Nevertheless, it’s feel-good stuff.
“There are so many people that just want to watch it together,” Sterling says. “Even in the COVID era, it’s even more important, I think, to have this communal thing where everybody, where so many people are watching it together.”
As a ballplayer, Charlie Brown was the antithesis of Willie Mays. The art of “A Charlie Brown Christmas” looks a little crude in this era of slick pixel animation. And while “Rudolph the Red Nosed Reindeer” has a happy ending, “A Charlie Brown Christmas” leaves the emotions a little more open-ended. That’s a draw for adults like Sterling.

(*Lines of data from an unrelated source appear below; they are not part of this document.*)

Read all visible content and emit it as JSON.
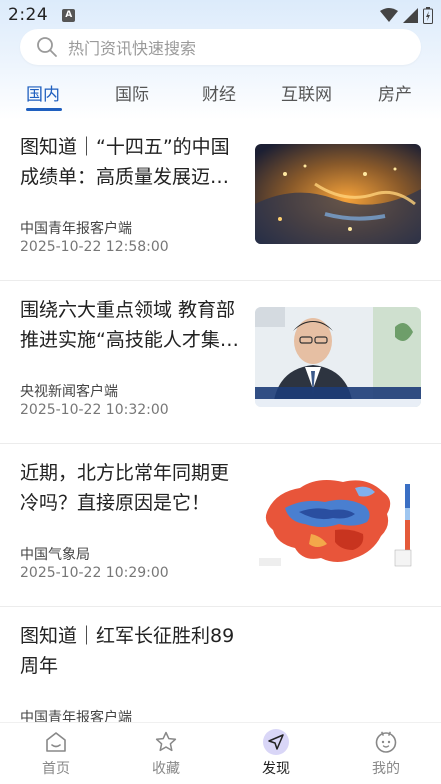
{
  "status_bar": {
    "time": "2:24",
    "notification_icon": "A"
  },
  "search": {
    "placeholder": "热门资讯快速搜索"
  },
  "tabs": [
    {
      "label": "国内",
      "active": true
    },
    {
      "label": "国际",
      "active": false
    },
    {
      "label": "财经",
      "active": false
    },
    {
      "label": "互联网",
      "active": false
    },
    {
      "label": "房产",
      "active": false
    }
  ],
  "news": [
    {
      "title": "图知道｜“十四五”的中国成绩单：高质量发展迈…",
      "source": "中国青年报客户端",
      "time": "2025-10-22 12:58:00",
      "thumb": "night-city-photo"
    },
    {
      "title": "围绕六大重点领域 教育部推进实施“高技能人才集…",
      "source": "央视新闻客户端",
      "time": "2025-10-22 10:32:00",
      "thumb": "interview-photo"
    },
    {
      "title": "近期，北方比常年同期更冷吗？直接原因是它！",
      "source": "中国气象局",
      "time": "2025-10-22 10:29:00",
      "thumb": "temperature-map"
    },
    {
      "title": "图知道｜红军长征胜利89周年",
      "source": "中国青年报客户端",
      "time": "",
      "thumb": ""
    }
  ],
  "bottom_nav": [
    {
      "label": "首页",
      "icon": "home-icon",
      "active": false
    },
    {
      "label": "收藏",
      "icon": "star-icon",
      "active": false
    },
    {
      "label": "发现",
      "icon": "send-icon",
      "active": true
    },
    {
      "label": "我的",
      "icon": "profile-icon",
      "active": false
    }
  ],
  "colors": {
    "accent": "#1f5fbf",
    "discover_bg": "#d9d6f7"
  }
}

“ ‘Peanuts’ is an existential crisis,” she says, “and you don’t have to be a kid to have those.”
Another thing that “A Charlie Brown Christmas” demonstrates: The messaging of the 1960s could get a little awkward.
“You think PC things are bad now?” Sterling asks. “In the 1960s, think about it, you couldn’t talk about sex.” That means in the world of television, married couples slept in separate beds, and no one on “I Love Lucy” could point out that Lucille Ball was “pregnant.” She was “in a family way.” Or more pointedly, in a time when pregnancies were confirmed by animal-based testing, “the rabbit died” was a euphemism for a positive test.
And “A Charlie Brown Christmas” was constrained by another mid-’60s TV taboo. Religion. “You could not talk about Jesus in a show about Christmas,” Sterling says. “And so they had Linus read Scripture. It was really, really weird. And that was something that never happened before. It wasn’t the crazy hippies that were doing this, it was the Standards and Practice people at CBS saying, ‘No, you can’t say Jesus in a Christmas special.’ What the hell, why not?”
What’s the logic to such obfuscation?
“The logic of that is in America, you’re never allowed to say what you’re saying,” Sterling says. “Everything has to be allegory and allusion. It’s how we get to be racist without really being racist, if you want to look at it. ‘I’m not saying the N-word, therefore I am not racist.’
“Americans never say what they mean.”
Until you mess with “A Charlie Brown Christmas.” Last month, the subscription internet service Apple + bought all of the “Peanuts” specials. “A Charlie Brown Thanksgiving.” “It’s the Great Pumpkin, Charlie Brown.” The second season of the Snoopy in Space series, plus new specials for Mother’s Day, Earth Day, New Year’s Eve and going back to school.
It was a corporate takeover that fans of “A Charlie Brown Christmas” could not endure. So to placate the pitchfork-waving mob that gathered in anger over having had this family tradition seized from them by executive fiat, from Dec. 11 through Dec. 13, Apple + will stream “A Charlie Brown Christmas.” And to further placate the pitchfork-waving mob, PBS will show “A Charlie Brown Christmas” at 7:30 p.m. Dec. 13. And both the Apple + stream and the PBS broadcast will be free, as “A Charlie Brown Christmas” has always been. For a half-hour, corporate Christmas will have been defeated.
So we can all gather ’round the giant flat screen to see that sad little Christmas tree that Charlie Brown brings home, the tree that can barely hold a single ornament.
And then, we return to our regularly scheduled consumerism. “You can now buy that tree,” Sterling says, “for $9.99 on Amazon.”
Jeff Spevak is WXXI’s Arts & Life editor and reporter. He can be reached at firstname.lastname@example.org.